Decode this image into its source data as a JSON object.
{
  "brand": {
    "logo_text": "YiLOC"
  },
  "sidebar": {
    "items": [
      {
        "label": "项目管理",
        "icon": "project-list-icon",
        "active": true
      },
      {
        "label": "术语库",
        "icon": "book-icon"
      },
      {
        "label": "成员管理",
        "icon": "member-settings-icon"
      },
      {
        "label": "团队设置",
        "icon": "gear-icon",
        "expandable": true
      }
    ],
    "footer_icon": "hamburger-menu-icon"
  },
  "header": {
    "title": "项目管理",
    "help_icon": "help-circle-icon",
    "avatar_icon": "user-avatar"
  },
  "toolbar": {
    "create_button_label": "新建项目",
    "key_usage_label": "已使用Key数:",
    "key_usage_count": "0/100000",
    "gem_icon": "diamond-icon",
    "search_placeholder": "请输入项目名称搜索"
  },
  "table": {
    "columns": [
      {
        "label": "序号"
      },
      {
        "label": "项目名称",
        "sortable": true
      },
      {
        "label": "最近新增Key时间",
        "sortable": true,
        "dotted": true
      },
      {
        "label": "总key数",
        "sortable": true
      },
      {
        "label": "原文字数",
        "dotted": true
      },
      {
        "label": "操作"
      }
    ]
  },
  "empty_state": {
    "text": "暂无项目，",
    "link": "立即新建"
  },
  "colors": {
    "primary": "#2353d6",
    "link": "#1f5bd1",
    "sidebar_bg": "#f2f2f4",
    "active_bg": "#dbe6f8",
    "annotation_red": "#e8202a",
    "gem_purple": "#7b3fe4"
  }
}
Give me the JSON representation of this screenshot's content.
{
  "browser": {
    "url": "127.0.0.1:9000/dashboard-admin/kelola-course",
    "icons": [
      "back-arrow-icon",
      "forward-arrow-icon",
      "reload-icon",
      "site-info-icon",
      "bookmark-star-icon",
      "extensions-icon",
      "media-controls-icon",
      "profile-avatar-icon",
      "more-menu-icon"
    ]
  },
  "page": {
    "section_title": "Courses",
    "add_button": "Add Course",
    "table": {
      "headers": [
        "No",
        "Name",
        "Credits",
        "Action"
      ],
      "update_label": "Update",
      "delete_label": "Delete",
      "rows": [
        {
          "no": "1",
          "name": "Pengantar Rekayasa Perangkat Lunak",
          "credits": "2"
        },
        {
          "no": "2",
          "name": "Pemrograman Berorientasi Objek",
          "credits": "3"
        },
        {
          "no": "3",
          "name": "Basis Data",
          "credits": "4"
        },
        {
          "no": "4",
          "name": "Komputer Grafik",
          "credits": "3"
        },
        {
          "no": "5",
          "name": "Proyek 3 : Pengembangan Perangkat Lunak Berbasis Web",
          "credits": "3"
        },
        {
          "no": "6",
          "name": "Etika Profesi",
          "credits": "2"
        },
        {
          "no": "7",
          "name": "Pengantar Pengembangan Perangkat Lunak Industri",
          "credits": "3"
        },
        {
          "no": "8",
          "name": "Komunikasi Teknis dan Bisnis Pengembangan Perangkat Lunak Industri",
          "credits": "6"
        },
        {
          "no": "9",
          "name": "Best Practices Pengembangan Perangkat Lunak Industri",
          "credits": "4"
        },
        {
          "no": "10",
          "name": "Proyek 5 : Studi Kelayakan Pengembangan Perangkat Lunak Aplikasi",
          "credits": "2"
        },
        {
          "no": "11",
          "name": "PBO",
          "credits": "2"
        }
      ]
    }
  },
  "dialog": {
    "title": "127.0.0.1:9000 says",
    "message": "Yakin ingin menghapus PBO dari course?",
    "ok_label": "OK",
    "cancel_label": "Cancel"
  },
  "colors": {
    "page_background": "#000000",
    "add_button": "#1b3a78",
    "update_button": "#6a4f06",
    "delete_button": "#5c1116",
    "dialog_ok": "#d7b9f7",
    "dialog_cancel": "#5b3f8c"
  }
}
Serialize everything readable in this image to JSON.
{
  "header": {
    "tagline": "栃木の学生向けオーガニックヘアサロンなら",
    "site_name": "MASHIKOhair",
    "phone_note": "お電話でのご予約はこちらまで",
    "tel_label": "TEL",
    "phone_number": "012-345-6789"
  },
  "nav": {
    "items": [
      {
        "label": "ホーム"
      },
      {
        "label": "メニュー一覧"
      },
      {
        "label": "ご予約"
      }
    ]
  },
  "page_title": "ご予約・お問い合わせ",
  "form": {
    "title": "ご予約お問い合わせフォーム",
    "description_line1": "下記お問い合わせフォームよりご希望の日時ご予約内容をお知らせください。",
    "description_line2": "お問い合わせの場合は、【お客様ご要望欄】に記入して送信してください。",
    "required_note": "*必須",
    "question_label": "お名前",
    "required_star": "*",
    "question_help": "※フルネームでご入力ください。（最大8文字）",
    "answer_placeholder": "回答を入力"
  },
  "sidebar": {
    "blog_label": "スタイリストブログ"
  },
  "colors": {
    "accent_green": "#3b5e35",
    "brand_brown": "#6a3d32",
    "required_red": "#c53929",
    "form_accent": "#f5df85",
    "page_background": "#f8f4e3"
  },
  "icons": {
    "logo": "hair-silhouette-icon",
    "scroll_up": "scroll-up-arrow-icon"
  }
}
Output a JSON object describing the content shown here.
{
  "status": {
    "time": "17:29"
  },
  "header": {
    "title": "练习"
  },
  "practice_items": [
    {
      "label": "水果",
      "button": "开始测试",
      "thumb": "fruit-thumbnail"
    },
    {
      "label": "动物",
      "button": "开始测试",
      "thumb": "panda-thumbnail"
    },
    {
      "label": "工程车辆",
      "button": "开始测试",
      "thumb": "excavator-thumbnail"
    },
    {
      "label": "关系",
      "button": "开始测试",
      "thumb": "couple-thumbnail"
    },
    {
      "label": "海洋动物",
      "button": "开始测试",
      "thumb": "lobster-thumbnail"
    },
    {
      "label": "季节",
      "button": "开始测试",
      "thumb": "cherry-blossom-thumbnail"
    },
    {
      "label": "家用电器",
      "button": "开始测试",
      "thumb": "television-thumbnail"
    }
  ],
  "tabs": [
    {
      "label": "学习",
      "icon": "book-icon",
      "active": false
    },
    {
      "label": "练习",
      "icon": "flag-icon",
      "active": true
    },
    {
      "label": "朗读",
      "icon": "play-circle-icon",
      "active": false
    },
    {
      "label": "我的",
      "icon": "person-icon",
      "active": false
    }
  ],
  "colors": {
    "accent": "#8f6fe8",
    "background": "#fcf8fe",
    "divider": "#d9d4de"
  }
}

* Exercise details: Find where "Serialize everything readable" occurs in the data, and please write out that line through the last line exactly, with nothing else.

* Response:
Serialize everything readable in this image to JSON.
{
  "header": {
    "tagline": "栃木の学生向けオーガニックヘアサロンなら",
    "site_name": "MASHIKOhair",
    "phone_note": "お電話でのご予約はこちらまで",
    "tel_label": "TEL",
    "phone_number": "012-345-6789"
  },
  "nav": {
    "items": [
      {
        "label": "ホーム"
      },
      {
        "label": "メニュー一覧"
      },
      {
        "label": "ご予約"
      }
    ]
  },
  "page_title": "ご予約・お問い合わせ",
  "form": {
    "title": "ご予約お問い合わせフォーム",
    "description_line1": "下記お問い合わせフォームよりご希望の日時ご予約内容をお知らせください。",
    "description_line2": "お問い合わせの場合は、【お客様ご要望欄】に記入して送信してください。",
    "required_note": "*必須",
    "question_label": "お名前",
    "required_star": "*",
    "question_help": "※フルネームでご入力ください。（最大8文字）",
    "answer_placeholder": "回答を入力"
  },
  "sidebar": {
    "blog_label": "スタイリストブログ"
  },
  "colors": {
    "accent_green": "#3b5e35",
    "brand_brown": "#6a3d32",
    "required_red": "#c53929",
    "form_accent": "#f5df85",
    "page_background": "#f8f4e3"
  },
  "icons": {
    "logo": "hair-silhouette-icon",
    "scroll_up": "scroll-up-arrow-icon"
  }
}
Output a JSON object describing the content shown here.
{
  "status": {
    "time": "17:29"
  },
  "header": {
    "title": "练习"
  },
  "practice_items": [
    {
      "label": "水果",
      "button": "开始测试",
      "thumb": "fruit-thumbnail"
    },
    {
      "label": "动物",
      "button": "开始测试",
      "thumb": "panda-thumbnail"
    },
    {
      "label": "工程车辆",
      "button": "开始测试",
      "thumb": "excavator-thumbnail"
    },
    {
      "label": "关系",
      "button": "开始测试",
      "thumb": "couple-thumbnail"
    },
    {
      "label": "海洋动物",
      "button": "开始测试",
      "thumb": "lobster-thumbnail"
    },
    {
      "label": "季节",
      "button": "开始测试",
      "thumb": "cherry-blossom-thumbnail"
    },
    {
      "label": "家用电器",
      "button": "开始测试",
      "thumb": "television-thumbnail"
    }
  ],
  "tabs": [
    {
      "label": "学习",
      "icon": "book-icon",
      "active": false
    },
    {
      "label": "练习",
      "icon": "flag-icon",
      "active": true
    },
    {
      "label": "朗读",
      "icon": "play-circle-icon",
      "active": false
    },
    {
      "label": "我的",
      "icon": "person-icon",
      "active": false
    }
  ],
  "colors": {
    "accent": "#8f6fe8",
    "background": "#fcf8fe",
    "divider": "#d9d4de"
  }
}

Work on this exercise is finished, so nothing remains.